In his 1981 book Megatrends, John Naisbitt taught that the more “high tech” a society is, the more “high touch” it must become. 40 years later, this is truer than ever. As I look at ministry in the trenches, I see “high touch” as the most critical ministry skill today.
Let me clarify: I’m not anti-tech. For the church today, your digital platform is as important as your physical building. It’s a utility you must have. As your church building needs a roof, electric, and plumbing, so your ministry needs a digital platform – a website (not from 2003), video worship, social media presence, etc. We need to be in the spaces where people are.
But I don’t think “high tech” is the church’s challenge today. Every church, pastor, and ministry leader is rushing to the digital. The pendulum can swing too far. At the end of the day, the core of ministry has always been “high touch.” This will become more evident in the years to come as people work, learn, and play in front of a screen. With more tech comes a longing for touch, a yearning to be human.

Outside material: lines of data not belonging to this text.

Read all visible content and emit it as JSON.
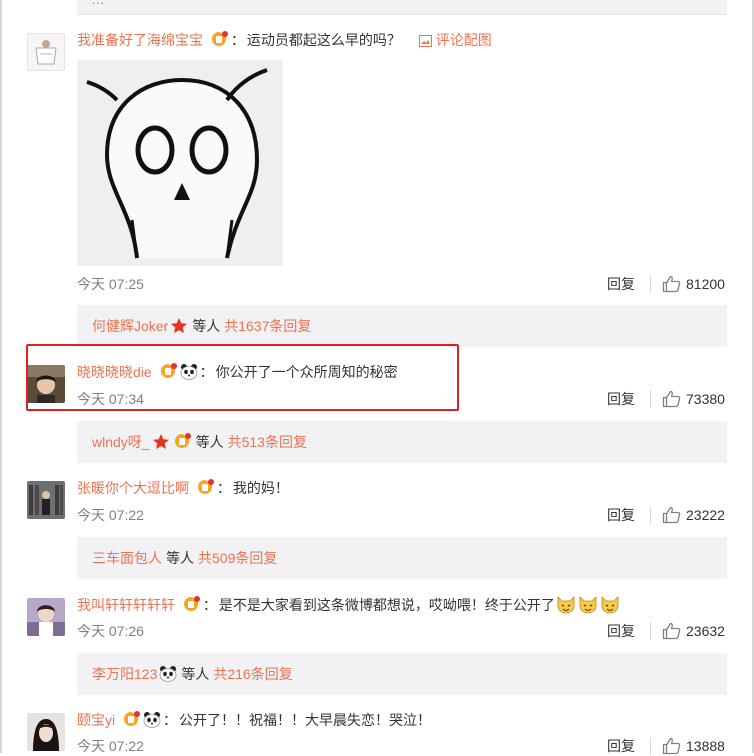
{
  "top_stub": {
    "text": "…"
  },
  "comments": [
    {
      "user": "我准备好了海绵宝宝",
      "text": "运动员都起这么早的吗？",
      "pic_link": "评论配图",
      "time": "今天 07:25",
      "reply_label": "回复",
      "likes": "81200",
      "thread": {
        "user": "何健辉Joker",
        "others": "等人",
        "total": "共1637条回复"
      }
    },
    {
      "user": "晓晓晓晓die",
      "text": "你公开了一个众所周知的秘密",
      "time": "今天 07:34",
      "reply_label": "回复",
      "likes": "73380",
      "thread": {
        "user": "wlndy呀_",
        "others": "等人",
        "total": "共513条回复"
      }
    },
    {
      "user": "张暖你个大逗比啊",
      "text": "我的妈！",
      "time": "今天 07:22",
      "reply_label": "回复",
      "likes": "23222",
      "thread": {
        "user": "三车面包人",
        "others": "等人",
        "total": "共509条回复"
      }
    },
    {
      "user": "我叫轩轩轩轩轩",
      "text": "是不是大家看到这条微博都想说，哎呦喂！终于公开了",
      "time": "今天 07:26",
      "reply_label": "回复",
      "likes": "23632",
      "thread": {
        "user": "李万阳123",
        "others": "等人",
        "total": "共216条回复"
      }
    },
    {
      "user": "颐宝yi",
      "text": "公开了！！祝福！！大早晨失恋！哭泣！",
      "time": "今天 07:22",
      "reply_label": "回复",
      "likes": "13888"
    }
  ],
  "colors": {
    "link": "#eb7350",
    "highlight": "#e02020",
    "reply_bg": "#f2f2f5"
  },
  "icons": [
    "image-icon",
    "thumbs-up-icon",
    "verified-badge-icon",
    "panda-emoji-icon",
    "star-badge-icon",
    "cat-emoji-icon"
  ]
}
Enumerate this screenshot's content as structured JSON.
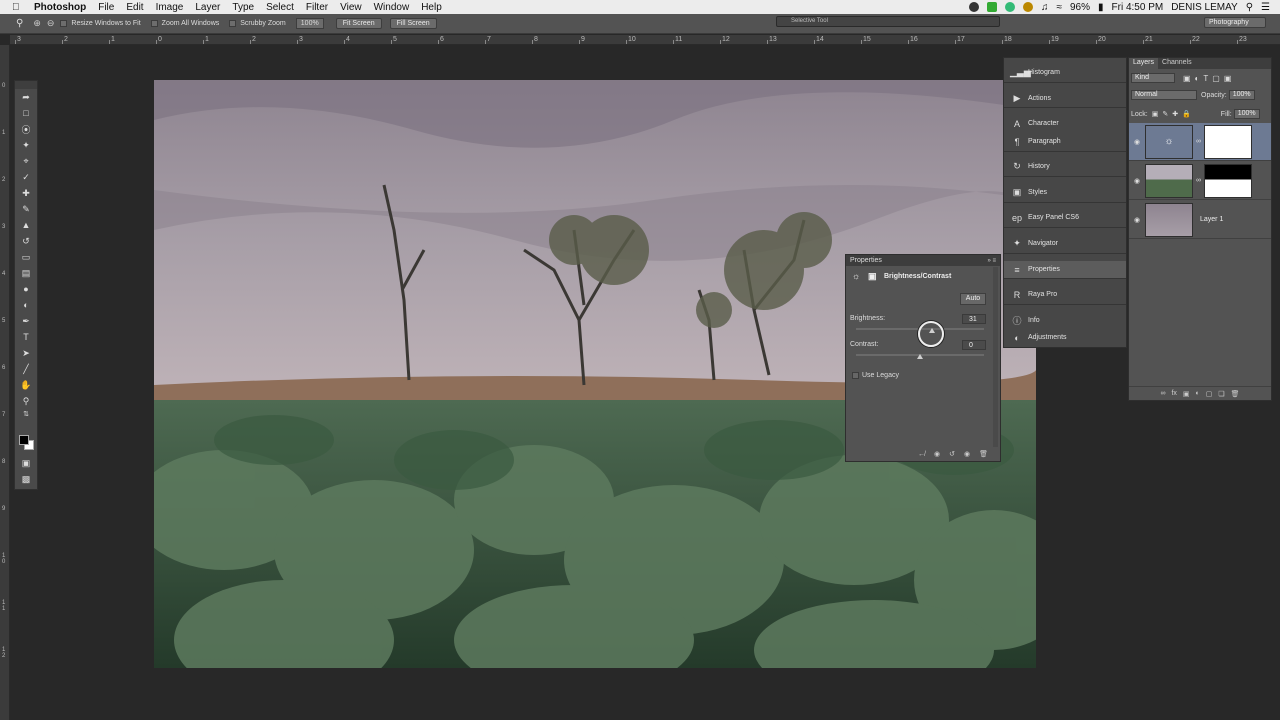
{
  "menubar": {
    "app": "Photoshop",
    "items": [
      "File",
      "Edit",
      "Image",
      "Layer",
      "Type",
      "Select",
      "Filter",
      "View",
      "Window",
      "Help"
    ],
    "battery": "96%",
    "clock": "Fri 4:50 PM",
    "user": "DENIS LEMAY"
  },
  "options_bar": {
    "resize_windows": "Resize Windows to Fit",
    "zoom_all": "Zoom All Windows",
    "scrubby": "Scrubby Zoom",
    "zoom_value": "100%",
    "fit_screen": "Fit Screen",
    "fill_screen": "Fill Screen",
    "floating_title": "Selective Tool",
    "workspace": "Photography"
  },
  "rulers": {
    "top": [
      "3",
      "2",
      "1",
      "0",
      "1",
      "2",
      "3",
      "4",
      "5",
      "6",
      "7",
      "8",
      "9",
      "10",
      "11",
      "12",
      "13",
      "14",
      "15",
      "16",
      "17",
      "18",
      "19",
      "20",
      "21",
      "22",
      "23"
    ],
    "left": [
      "0",
      "1",
      "2",
      "3",
      "4",
      "5",
      "6",
      "7",
      "8",
      "9",
      "1 0",
      "1 1",
      "1 2"
    ]
  },
  "dock": {
    "items": [
      {
        "label": "Histogram",
        "icon": "histogram-icon"
      },
      {
        "label": "Actions",
        "icon": "play-icon"
      },
      {
        "label": "Character",
        "icon": "character-icon"
      },
      {
        "label": "Paragraph",
        "icon": "paragraph-icon"
      },
      {
        "label": "History",
        "icon": "history-icon"
      },
      {
        "label": "Styles",
        "icon": "styles-icon"
      },
      {
        "label": "Easy Panel CS6",
        "icon": "ep-icon"
      },
      {
        "label": "Navigator",
        "icon": "navigator-icon"
      },
      {
        "label": "Properties",
        "icon": "properties-icon"
      },
      {
        "label": "Raya Pro",
        "icon": "raya-icon"
      },
      {
        "label": "Info",
        "icon": "info-icon"
      },
      {
        "label": "Adjustments",
        "icon": "adjustments-icon"
      }
    ]
  },
  "properties": {
    "title": "Properties",
    "adjustment": "Brightness/Contrast",
    "auto": "Auto",
    "brightness_label": "Brightness:",
    "brightness_value": "31",
    "contrast_label": "Contrast:",
    "contrast_value": "0",
    "legacy_label": "Use Legacy"
  },
  "layers": {
    "tabs": [
      "Layers",
      "Channels"
    ],
    "filter_kind": "Kind",
    "blend_mode": "Normal",
    "opacity_label": "Opacity:",
    "opacity_value": "100%",
    "lock_label": "Lock:",
    "fill_label": "Fill:",
    "fill_value": "100%",
    "rows": [
      {
        "name": "",
        "type": "adjustment"
      },
      {
        "name": "",
        "type": "masked-image"
      },
      {
        "name": "Layer 1",
        "type": "image"
      }
    ]
  },
  "colors": {
    "accent_selected_layer": "#6d7a93",
    "panel_bg": "#535353",
    "app_bg": "#282828"
  }
}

A purely digital world depersonalizes. People are reduced to a number, a client, or a consumer. An account holder, a vote, a faceless speck in a crowd. This is the very antithesis of our relationship with God. He is not virtual. We know who God is from his tangible activity in time and space. The incarnation is the pinnacle. Jesus Christ is the ultimate “high touch" - God invading our space in flesh and bone.
Ministry is a war against depersonalization. No one is insignificant. No one is unnamed. No one is forgotten. They were not simple fishermen. They were Peter, James, and John. They were not forgotten women, but Mary and Martha.
One of my co-workers got a note from someone in our church. “Thank you for making me feel like I matter.” My co-worker made an impact. Not behind a screen or at a desk, but intentionally reaching into someone’s life. Taking initiative. Paying attention. Entering someone’s situation.
“High touch” is the most critical task in the present season. Relational connectedness does not require physical contact. Know someone. Call them by name. Listen to them. Share a word from God, personally applicable to their unique place. Pray with and for them, according to their particular needs. A livestreamed service or ministry email cannot do this.
I’ve been using a scale of contact points, from greatest impact to least. In a world of constant contact, people build buffers against the endless barrage of information. I keep asking, “How can I break through?” Clearly, a face-to-face visit is most effective.
Sitting across a table is more impactful than a tweet. Intimate community is better than a crowd. It's not complicated, but it does take time and energy. Sending a mass email is easier, but ministry has never been about ease or efficiency.
Our God is relational. He has always been “high touch,” from the dust of Adam to the barnyard birth of Jesus. How is your life reflecting the “touch of God”?